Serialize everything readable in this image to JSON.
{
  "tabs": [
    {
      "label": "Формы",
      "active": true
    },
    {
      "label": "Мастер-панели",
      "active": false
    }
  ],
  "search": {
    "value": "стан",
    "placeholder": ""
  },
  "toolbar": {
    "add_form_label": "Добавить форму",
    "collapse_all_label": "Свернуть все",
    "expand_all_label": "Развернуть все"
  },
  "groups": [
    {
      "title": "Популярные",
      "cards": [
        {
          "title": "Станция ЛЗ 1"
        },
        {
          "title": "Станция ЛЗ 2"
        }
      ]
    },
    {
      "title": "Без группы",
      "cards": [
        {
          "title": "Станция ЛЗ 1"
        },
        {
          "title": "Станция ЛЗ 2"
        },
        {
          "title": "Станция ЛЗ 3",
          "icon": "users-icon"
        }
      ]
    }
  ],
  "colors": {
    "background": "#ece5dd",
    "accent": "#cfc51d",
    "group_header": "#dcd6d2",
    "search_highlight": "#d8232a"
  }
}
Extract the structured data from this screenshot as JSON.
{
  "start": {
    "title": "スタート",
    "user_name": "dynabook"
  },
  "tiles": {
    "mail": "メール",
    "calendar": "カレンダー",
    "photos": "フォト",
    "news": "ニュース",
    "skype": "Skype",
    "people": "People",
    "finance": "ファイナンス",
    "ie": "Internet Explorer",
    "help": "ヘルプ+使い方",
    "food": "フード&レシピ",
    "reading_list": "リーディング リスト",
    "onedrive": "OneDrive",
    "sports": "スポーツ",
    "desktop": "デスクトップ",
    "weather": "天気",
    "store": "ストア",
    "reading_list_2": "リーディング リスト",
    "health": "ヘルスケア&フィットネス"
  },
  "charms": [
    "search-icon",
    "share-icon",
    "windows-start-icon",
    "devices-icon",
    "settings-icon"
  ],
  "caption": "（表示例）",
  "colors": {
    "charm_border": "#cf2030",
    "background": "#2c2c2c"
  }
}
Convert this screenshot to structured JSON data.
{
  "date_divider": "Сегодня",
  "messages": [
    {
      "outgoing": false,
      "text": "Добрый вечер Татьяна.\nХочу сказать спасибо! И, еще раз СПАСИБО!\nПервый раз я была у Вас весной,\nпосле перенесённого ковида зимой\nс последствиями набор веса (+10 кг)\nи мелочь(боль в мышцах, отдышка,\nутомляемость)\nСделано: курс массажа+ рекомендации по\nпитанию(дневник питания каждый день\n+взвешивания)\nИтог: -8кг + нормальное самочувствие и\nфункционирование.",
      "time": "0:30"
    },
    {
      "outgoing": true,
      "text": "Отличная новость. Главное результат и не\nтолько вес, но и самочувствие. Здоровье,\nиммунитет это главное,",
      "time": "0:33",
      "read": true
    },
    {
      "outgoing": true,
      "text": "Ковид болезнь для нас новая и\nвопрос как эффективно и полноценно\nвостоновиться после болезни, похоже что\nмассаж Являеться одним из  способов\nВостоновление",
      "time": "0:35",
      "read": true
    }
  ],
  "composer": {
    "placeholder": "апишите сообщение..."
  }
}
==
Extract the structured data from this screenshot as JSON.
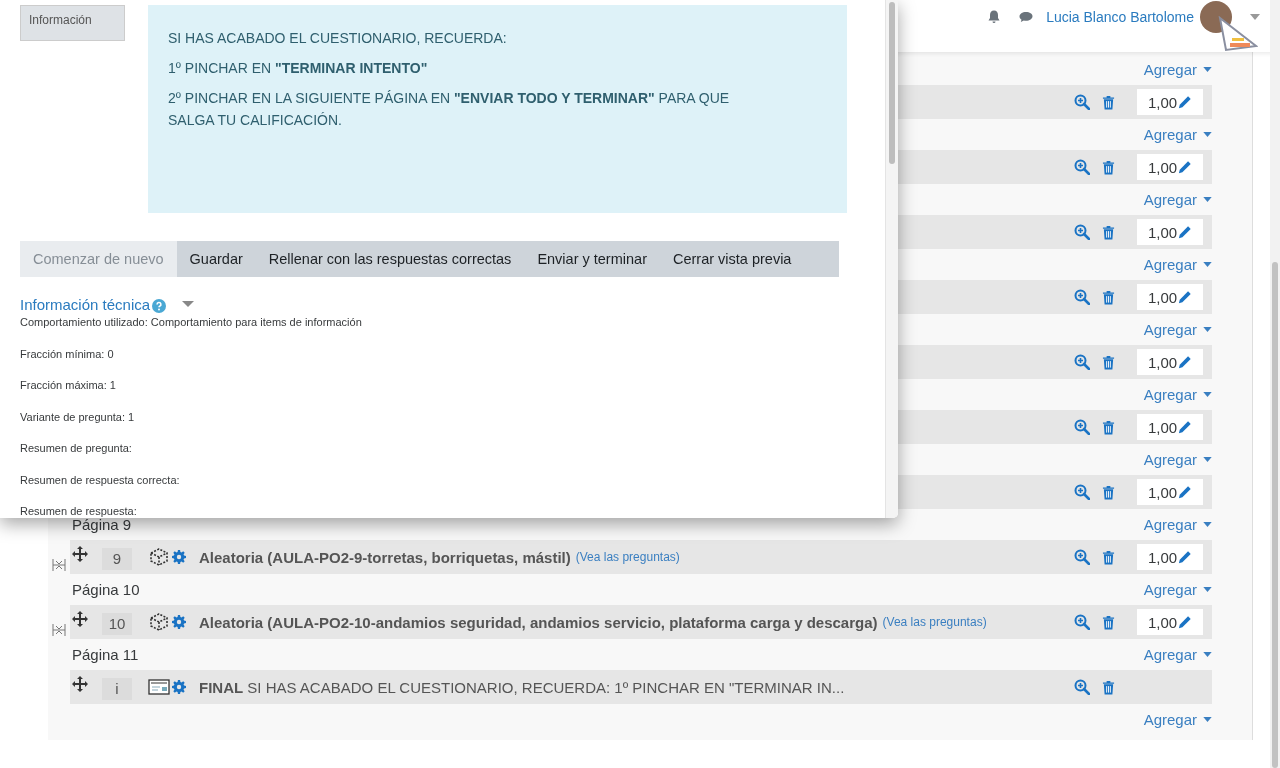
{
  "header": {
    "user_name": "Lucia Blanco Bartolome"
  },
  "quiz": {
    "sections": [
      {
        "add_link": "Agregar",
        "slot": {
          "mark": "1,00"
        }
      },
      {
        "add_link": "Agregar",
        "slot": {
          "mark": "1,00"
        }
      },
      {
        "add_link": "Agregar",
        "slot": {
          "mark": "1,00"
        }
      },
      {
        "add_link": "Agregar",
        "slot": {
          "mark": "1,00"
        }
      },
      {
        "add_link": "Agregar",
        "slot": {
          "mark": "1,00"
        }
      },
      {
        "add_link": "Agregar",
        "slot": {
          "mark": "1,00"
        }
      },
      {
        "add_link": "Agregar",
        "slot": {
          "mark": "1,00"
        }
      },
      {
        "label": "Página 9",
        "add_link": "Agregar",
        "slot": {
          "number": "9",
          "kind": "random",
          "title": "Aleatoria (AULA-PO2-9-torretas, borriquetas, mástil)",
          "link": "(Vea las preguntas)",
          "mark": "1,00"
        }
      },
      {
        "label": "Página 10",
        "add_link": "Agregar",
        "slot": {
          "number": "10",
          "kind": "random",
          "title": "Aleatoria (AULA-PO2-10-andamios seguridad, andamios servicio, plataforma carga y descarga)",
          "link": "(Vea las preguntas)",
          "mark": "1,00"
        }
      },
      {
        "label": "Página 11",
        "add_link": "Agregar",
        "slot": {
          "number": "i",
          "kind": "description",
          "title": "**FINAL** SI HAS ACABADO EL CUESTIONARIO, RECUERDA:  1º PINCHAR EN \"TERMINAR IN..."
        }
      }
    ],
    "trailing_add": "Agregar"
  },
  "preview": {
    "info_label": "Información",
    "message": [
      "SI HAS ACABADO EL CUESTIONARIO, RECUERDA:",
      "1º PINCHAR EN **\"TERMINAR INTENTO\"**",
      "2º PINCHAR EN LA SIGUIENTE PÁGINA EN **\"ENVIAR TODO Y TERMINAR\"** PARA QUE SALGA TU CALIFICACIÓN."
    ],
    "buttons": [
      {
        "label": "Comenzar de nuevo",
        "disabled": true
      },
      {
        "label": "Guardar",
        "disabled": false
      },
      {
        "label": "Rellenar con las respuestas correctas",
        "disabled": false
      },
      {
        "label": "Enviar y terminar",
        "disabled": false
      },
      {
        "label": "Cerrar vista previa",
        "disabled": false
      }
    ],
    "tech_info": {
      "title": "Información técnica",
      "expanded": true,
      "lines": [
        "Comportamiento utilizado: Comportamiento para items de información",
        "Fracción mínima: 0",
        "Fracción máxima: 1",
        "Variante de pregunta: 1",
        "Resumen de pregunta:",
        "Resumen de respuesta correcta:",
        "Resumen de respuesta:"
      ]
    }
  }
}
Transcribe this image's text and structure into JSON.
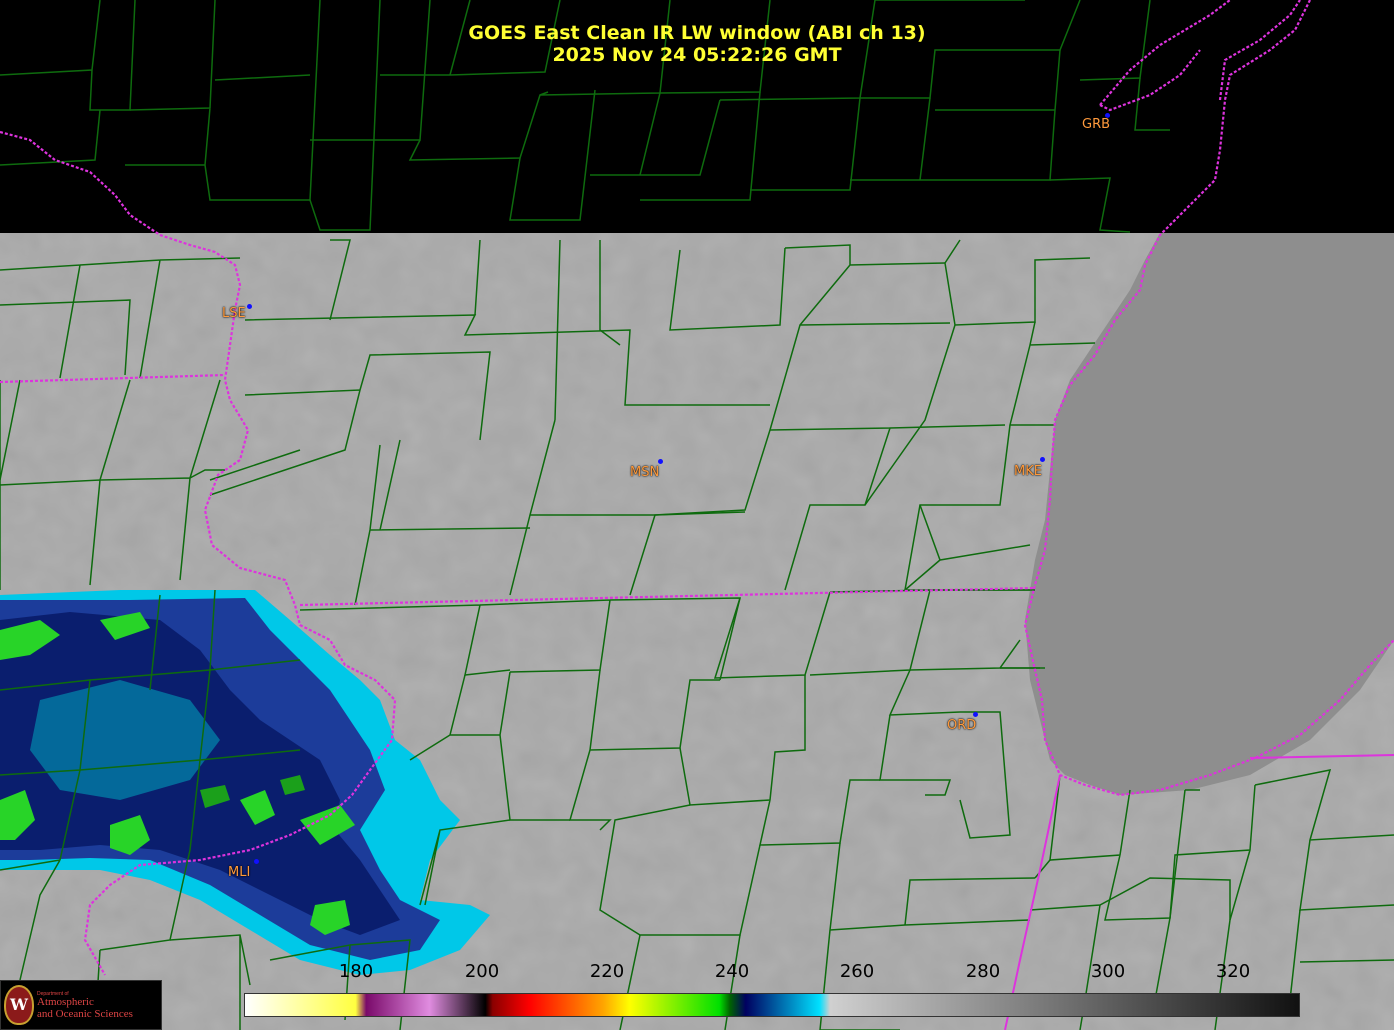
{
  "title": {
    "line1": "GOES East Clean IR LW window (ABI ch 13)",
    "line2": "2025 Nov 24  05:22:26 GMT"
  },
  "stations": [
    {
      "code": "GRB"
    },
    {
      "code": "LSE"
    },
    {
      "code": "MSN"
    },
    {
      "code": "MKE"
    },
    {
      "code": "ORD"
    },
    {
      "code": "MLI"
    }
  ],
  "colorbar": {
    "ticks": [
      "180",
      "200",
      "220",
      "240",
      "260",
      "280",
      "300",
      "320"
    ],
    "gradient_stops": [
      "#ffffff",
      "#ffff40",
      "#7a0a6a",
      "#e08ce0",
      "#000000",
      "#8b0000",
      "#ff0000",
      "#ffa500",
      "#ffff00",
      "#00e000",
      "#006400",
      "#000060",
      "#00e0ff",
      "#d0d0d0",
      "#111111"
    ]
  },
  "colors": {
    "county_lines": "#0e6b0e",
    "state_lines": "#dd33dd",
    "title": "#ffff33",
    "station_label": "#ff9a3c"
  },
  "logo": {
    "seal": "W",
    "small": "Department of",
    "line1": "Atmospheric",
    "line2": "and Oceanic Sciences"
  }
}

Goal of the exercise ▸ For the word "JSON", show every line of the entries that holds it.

Result of this exercise ▸
Serialize everything readable in this image to JSON.
Extract the structured data from this screenshot as JSON.
Convert this screenshot to structured JSON data.
Extract the structured data from this screenshot as JSON.
Transcribe this image's text and structure into JSON.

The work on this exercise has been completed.